Carpaccio, simple and aristocratic

The poetry of Chianti begins on the vine.  There is no such thing as a chianti grape, but the vineyards flourish in the Chianti hills, allowing the grapes blended to produce this wine to mature.  What is so special about the Chianti hills? What makes these vineyards so extraordinary? They are located in Tuscany, one of the world’s most beautiful regions, located in the rural provinces between Siena and Florence, one of the world’s most enchanting and charming corners.  Chianti wine is made from at least 80% Sangiovese grapes.  The remaining 20% can be made from a selection of other red grapes allowed by wine regulations.  White grapes cannot account for more than 10% of the total. What makes this wine so special? The grapes must be produced from vineyards cultivated in this geographically homogeneous zone. The Chianti hills are an extensive and unique landscape extending as far as the horizon with a mosaic of vines growing side by side, all producing different grapes which mature together in a large ecosystem to create the final result in our wine glasses.
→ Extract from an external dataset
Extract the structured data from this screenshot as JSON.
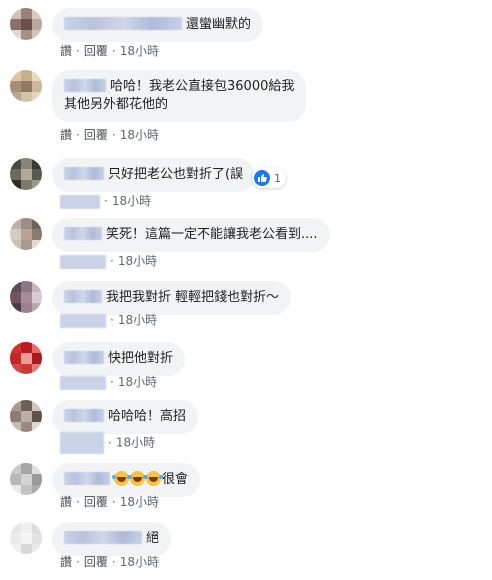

The Chianti hills are so special because their wines are a grape orchestra growing side by side in perfect harmony, imposed by strict regulations in order to produce the famous Tuscan wine. Autumn offers more than just the magic of the wine harvest.  In this season, the leaves change colour and the hills are dense with vines creating a palette of warm colours: golden yellow, deep red, ochre. As the sun rises and sets, it reflects an open-air kaleidoscope of shades and tones as diverse as the variety of grapes harvested. This is a unique landscape, where the vines become a single, organic ecosystem based on choices, culture, nature and memories centuries long, creating poetry by trusting nature, the sun, the rain and the benevolence of destiny as well as the generosity of a land bursting with fertility for the vines yet soothing for the spirit.